|The Man who Would be King||Another parable of empire. Two adventurers make their way to a mountainous region in Kafiristan. With modern rifles they create an army, and conquer a village and then more villages, and establish a little Kingdom, claiming to be gods. But their leader tries to take a wife, and terrified, she bites him and draws blood. ‘Not a god, but a man’, the people cry, and turn on them, killing one and crucifying the other.|
|The Strange ride of Morrowbie Jukes||Morrowbie Jukes, out on a moonlight ride, falls with his horse down a steep slope of sand, into a crater. He finds himself in a village of the living dead, trapped, powerless and living on crows. A living nightmare|
|Judson and the Empire||Judson commands an elderly gunboat in South Africa. He resolves a crisis with a neighbouring colonial power by craft and cunning wityh a dash of humour, which leaves the British with the upper hand while saving the face of the other side.|
|The Bridge-builders||A great new bridge over the Ganges is threatened by a major flood. It survives, a monument to change and modernity. But perhaps this is not such a deep loss to the old gods of India, who will always be there while men and women dream.|
|The Miracle of Purun Bhagat||Purun Dass. Prime Minister of a Native State, takes a staff and begging bowl, as a wandering holy man. He settles in a shrine high above a village, pondering long on the meaning of life. When a landslip threatens, he turns to action and saves the village with the last of his strength.|
|Slaves of the Lamp Part II||‘Stalky’, as a young officer, is involved in a little frontier war against two wild Pathan tribes. With a platoon of ferocious and devoted Sikh soldiers, he is heavily out-numbered, but in his element, setting the enemy tribes against each other, just as he’d done at school.|
|The Church that was at Antioch||Valens, a young Roman officer in Jerusalem, keeps the peace in religious riots by taking a tolerant line. In the street a fanatic suddenly stabs him mortally. The Prefect threatens serious reprisals, but the dying Valens insists: “Don’t be hard on them … they don’t know what they are doing”—the very words of Jesus.|

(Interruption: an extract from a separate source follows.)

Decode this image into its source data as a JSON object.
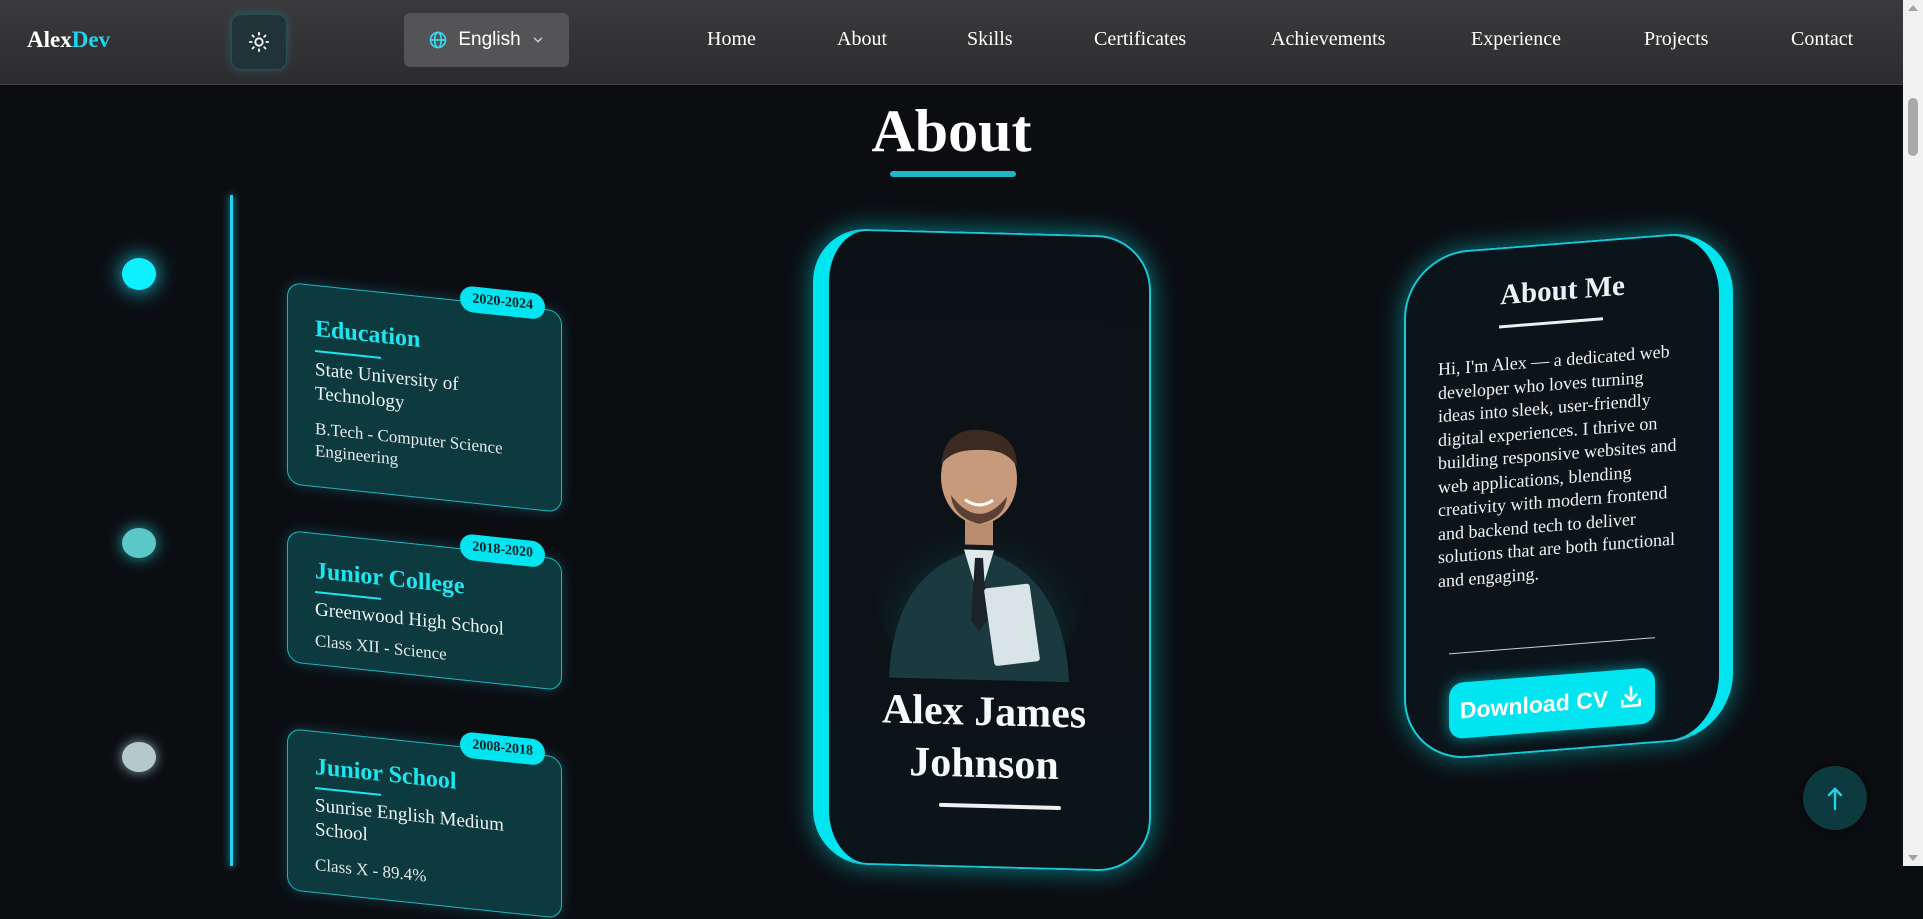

|The Vortex||Mr Lingnam is a theorist of Empire, endlessly discussing complicated schemes for imperial collaboration. He continues to theorise during an otherwise joyful car journey through the English countryside. By a dreadful piece of driving he knocks a boy off a bike, and releases a swarm of bees into a village on a busy summer’s day, with hilarious results. He is stung into the conclusion that in a crisis it is a mistake to take too much notice of other people’s opinions. One must act.|